This means not seeing each other, not being around his/her family members, no phone calls, no emails, no text messages, no Facebook and no DMs. Just until you feel that you can converse with him/her on a purely platonic level, without an ulterior motive (like getting back together).
6. Stay away from the places you used to go to.
And don’t listen to “your love songs.” Listen to songs about surviving and feeling strong.
7. Keep a journal.
Write down all the things that were wrong with the relationship and the things that used to irritate you, especially when it is tempting to remember the relationship with rose-tinted glasses.
8. Keep reminding yourself that happiness isn’t dependent on your ex.
Focus on finding happiness in other areas of your life. Whether that means spending time with your friends and family or signing up for that class you’ve always wanted to take, try new adventures. Do things you couldn’t do while you were in the relationship.
9. Try to view the breakup as a chance for a new beginning.
Clean, clear and organize your personal space. As you let go of the old, you are creating space for the new things to come.
10. Focus on being in the present.
Every time you start obsessing about your ex, stop, ground yourself in the present by feeling your feet on the ground, listen to your breathing, be aware of the sights, smells and sounds around you. Start off doing this for 30 seconds and gradually build up the amount of time you can do this. You will start feeling more in control of your life, and then you can take control of your thoughts.
You know that you are healing when your thoughts, behaviors and actions become more focused on you and less on him, and when you are living more in the present and less in the past.
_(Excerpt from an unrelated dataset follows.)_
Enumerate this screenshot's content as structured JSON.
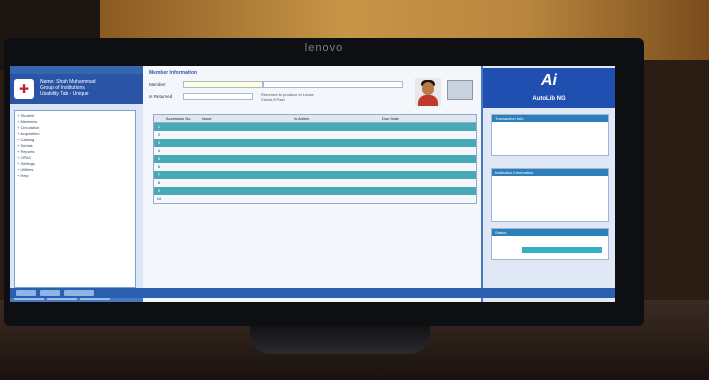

As you move on with your life as a single individual, look for the best in people and you’ll find it. Fall in love with life and you will find that it will love you back.